What Makes or Breaks a Relationship
With this background in mind, John Paul II gives us the key that will prevent our relationships from falling into the self-centered waters of utilitarianism. He says the only way two human persons can avoid using each other is to relate in pursuit of a common good, as in the virtuous friendship. If the other person sees what is good for me and adopts it as a good for himself, “a special bond is established between me and this other person: the bond of a common good and of a common aim” (p. 28). This common aim unites people internally. When we don’t live our relationships with this common good in mind, we inevitably will treat the other person as a means to an end, for some pleasure or use.
Especially in marriage, there is a temptation to be self-centered, to want our spouse and our children to conform to our own plans, schedules, and preferences. Some examples: when I come home from work, I may concentrate on what I want to do (eat, read the paper, watch a game on TV, check email) rather than give attention to what my kids need (a bath, help cleaning up toys, time with their dad) or what my wife needs (help cleaning the kitchen, a break, a husband to talk to). When the weekend approaches, I may focus on the things I want to do-house projects I want to get done, work I want to get caught up on, sporting events I want to watch, internet websites I want to check out-without giving priority to what my wife and children may need from me. When it comes to family finances, I may joyfully agree to spend money on things that are important to me, but strongly resist my wife’s desire to invest in something that may not benefit me directly even though it may be important for our family.

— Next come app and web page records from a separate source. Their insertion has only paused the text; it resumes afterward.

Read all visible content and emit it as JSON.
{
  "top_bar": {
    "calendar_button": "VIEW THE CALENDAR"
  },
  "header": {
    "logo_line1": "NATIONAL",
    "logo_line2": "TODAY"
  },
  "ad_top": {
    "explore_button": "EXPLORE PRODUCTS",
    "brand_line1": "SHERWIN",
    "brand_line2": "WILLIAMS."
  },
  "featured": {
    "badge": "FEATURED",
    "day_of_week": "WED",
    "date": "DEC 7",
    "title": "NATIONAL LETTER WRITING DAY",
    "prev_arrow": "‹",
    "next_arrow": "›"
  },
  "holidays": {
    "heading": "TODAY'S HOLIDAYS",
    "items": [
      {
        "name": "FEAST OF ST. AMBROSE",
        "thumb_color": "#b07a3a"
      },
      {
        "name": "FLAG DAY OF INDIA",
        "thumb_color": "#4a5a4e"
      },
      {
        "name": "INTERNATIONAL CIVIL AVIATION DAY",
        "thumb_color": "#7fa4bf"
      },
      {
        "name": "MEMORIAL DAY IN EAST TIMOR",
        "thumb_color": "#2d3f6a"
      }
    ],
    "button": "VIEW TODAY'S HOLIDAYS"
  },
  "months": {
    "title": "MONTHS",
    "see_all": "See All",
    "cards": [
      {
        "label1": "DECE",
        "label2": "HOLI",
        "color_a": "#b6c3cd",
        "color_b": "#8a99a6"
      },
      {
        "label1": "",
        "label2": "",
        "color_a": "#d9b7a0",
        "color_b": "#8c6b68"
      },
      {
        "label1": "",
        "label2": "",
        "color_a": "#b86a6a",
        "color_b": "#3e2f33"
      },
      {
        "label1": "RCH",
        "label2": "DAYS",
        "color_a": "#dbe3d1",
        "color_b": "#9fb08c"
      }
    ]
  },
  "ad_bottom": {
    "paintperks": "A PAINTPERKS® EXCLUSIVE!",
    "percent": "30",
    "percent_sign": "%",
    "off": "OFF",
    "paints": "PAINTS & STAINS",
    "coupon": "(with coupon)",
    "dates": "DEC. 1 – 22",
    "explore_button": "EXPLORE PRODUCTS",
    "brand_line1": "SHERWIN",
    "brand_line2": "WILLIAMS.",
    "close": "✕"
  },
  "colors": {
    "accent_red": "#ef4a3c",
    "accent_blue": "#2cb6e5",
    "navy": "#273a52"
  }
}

Pope John Paul II reminds us that true friendship, especially friendship in marriage, must be centered on the bond of a common aim. In Christian marriage, that common aim involves the union of the spouses, the spouses serving each other and helping each other grow in holiness, and the procreation and education of children.
Our own individual preferences and agendas should be subordinated to these higher goods. Husband and wife must be subordinate to each other and to the good of their children, working to prevent any selfish individualism from creeping into their marriage. As a team, husband and wife work toward this common aim and discern together how best to use their time, energy, and resources to achieve those common goals of marriage.
John Paul II explains how spouses being united in this common good helps ensure that one person is not being used by the other or neglected by the other. “When two different people consciously choose a common aim this puts them on a footing of equality and precludes the possibility that one of them might be subordinated to the other. Both . . . are as it were . . . subordinated to that good which constitutes their common end” (pp. 28-29).
Without this common end, our relationships inevitably will fall into some form of using the person for our own benefit or pleasure.
– This post is based on articles that appeared in Lay Witness magazine in 2006. For more on this topic, see Edward Sri’s book, Men, Women and the Mystery of Love: Practical Insights from John Paul II’s ‘Love and Responsibillity’ (Servant Books).